In my last blog, I wrote that the butadiene product price was on average 2.6 times the raw material oil price. In other words, the sales price (revenue price) of butadiene, on average, was 2.6 times the cost of goods (cost of raw material - oil price), from which the butadiene was obtained. This 2.6 average is based on price data for oil and for butadiene from 1988 to 2012,
Using the same data, a gross profit margin percentage (GPM%) for the butadiene sales can be found since sales prices (of butadiene) and cost of good (oil) prices are known. The average GPM% for the oil to butadiene process is 57% based on the 1988 to 2012 data. Note this only includes the oil raw material as a cost of good sold. It does not include other costs of goods, such as labor. Including these other costs would reduce the 57% GPM% for the business of converting oil to butadiene.
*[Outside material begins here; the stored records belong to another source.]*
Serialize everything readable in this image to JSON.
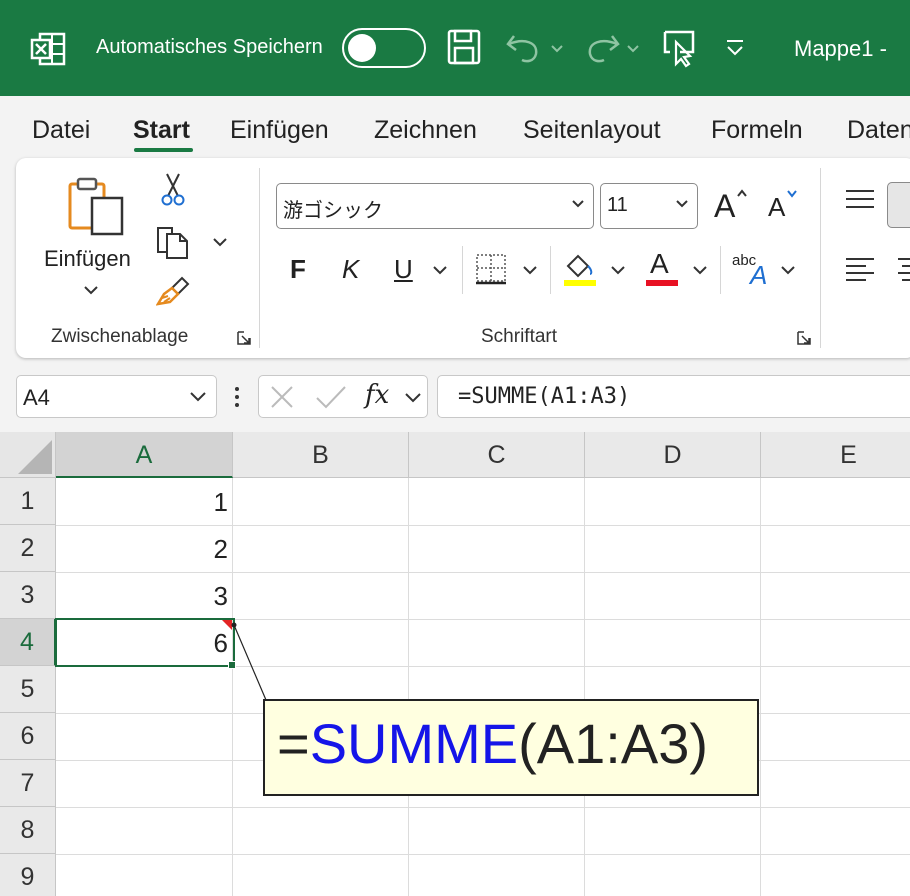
{
  "titlebar": {
    "autosave_label": "Automatisches Speichern",
    "doc_title": "Mappe1  -",
    "autosave_on": false
  },
  "tabs": [
    "Datei",
    "Start",
    "Einfügen",
    "Zeichnen",
    "Seitenlayout",
    "Formeln",
    "Daten"
  ],
  "active_tab": "Start",
  "ribbon": {
    "clipboard": {
      "paste_label": "Einfügen",
      "group_label": "Zwischenablage"
    },
    "font": {
      "font_name": "游ゴシック",
      "font_size": "11",
      "group_label": "Schriftart",
      "bold_glyph": "F",
      "italic_glyph": "K",
      "underline_glyph": "U",
      "grow_glyph": "A",
      "shrink_glyph": "A",
      "color_glyph": "A",
      "abc_label": "abc",
      "highlight_color": "#ffff00",
      "font_color": "#e81123"
    }
  },
  "formula_bar": {
    "name_box": "A4",
    "fx_label": "fx",
    "formula": "=SUMME(A1:A3)"
  },
  "sheet": {
    "columns": [
      "A",
      "B",
      "C",
      "D",
      "E"
    ],
    "rows": [
      "1",
      "2",
      "3",
      "4",
      "5",
      "6",
      "7",
      "8",
      "9"
    ],
    "cells": {
      "A1": "1",
      "A2": "2",
      "A3": "3",
      "A4": "6"
    },
    "active_cell": "A4"
  },
  "callout": {
    "prefix": "=",
    "function_name": "SUMME",
    "args": "(A1:A3)",
    "function_color": "#1515e8",
    "background": "#ffffe0"
  },
  "colors": {
    "excel_green": "#1a7a43",
    "selection_green": "#1a6b3c"
  }
}
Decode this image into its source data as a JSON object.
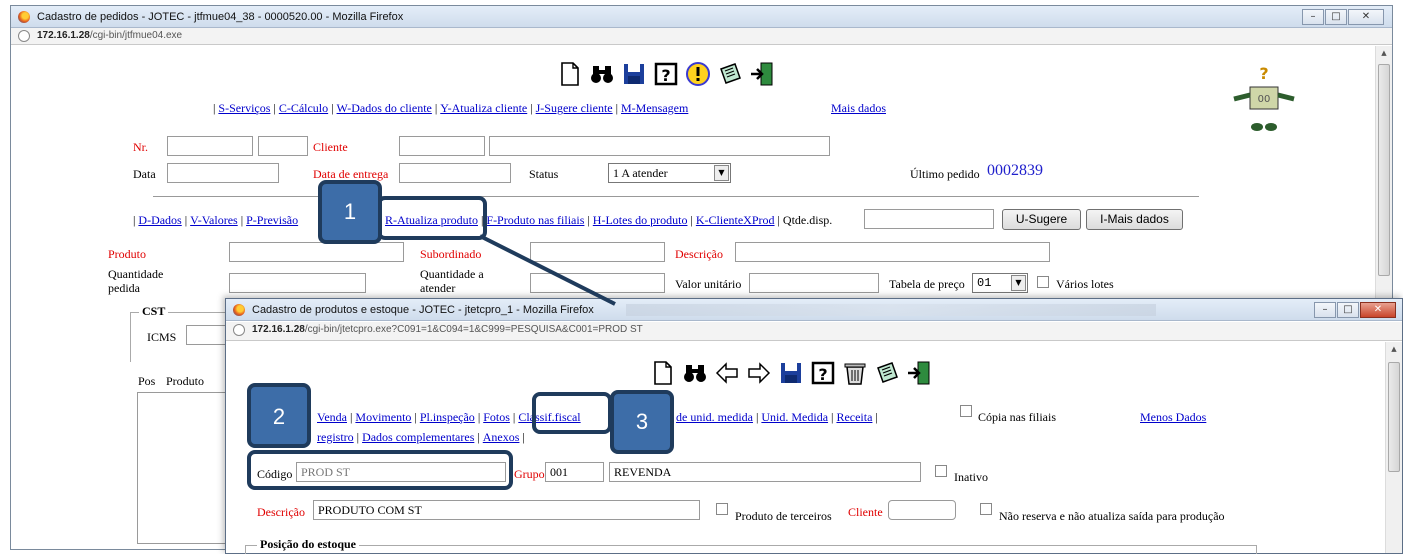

The same GPM% computations should be possible for other raw material to chemical product conversions, if annual raw material and product price data is known. To test this, I found Brazilian price data of sugarcane and ethanol and US corn and ethanol price data. Then from this data I determine GPM%s for the conversion of raw material to chemical product..
Brazilian sugarcane and ethanol price data was found (e.g. click here and here) searching the Internet. For anhydrous ethanol, I found the average GPM% to be 41% and for hydrous ethanol 33% (date range from 2008 to 2012). In order to do these computations, an amount of ethanol from sugarcane needs to be assumed (85 liters from one ton of sugarcane for anhydrous alcohol and 89 liters for one ton for hydrous ethanol, as reported in Brazilian literature). Again, as in the case of oil to butadiene, these GPM%s are only for the raw material to product conversion; they do not include other costs of goods.
For US corn conversion to ethanol (e.g. click here and here for price data for corn and ethanol), the average GPM% for the years 1996 to 2012 is 37%. This includes an assumption of obtaining 2.8 gallons of ethanol from one bushel of corn, which seems to be the present accepted amount.
My experience is that knowing the actual GPM% for an industrial sector (e.g. butadiene and ethanol producers) can be a very useful benchmark metric for single producers to use in evaluating their performance. I would be happy to research and analyze other raw material to chemical product price data and try to compute gross profit margin percentages from that data. Please email me if you are interested.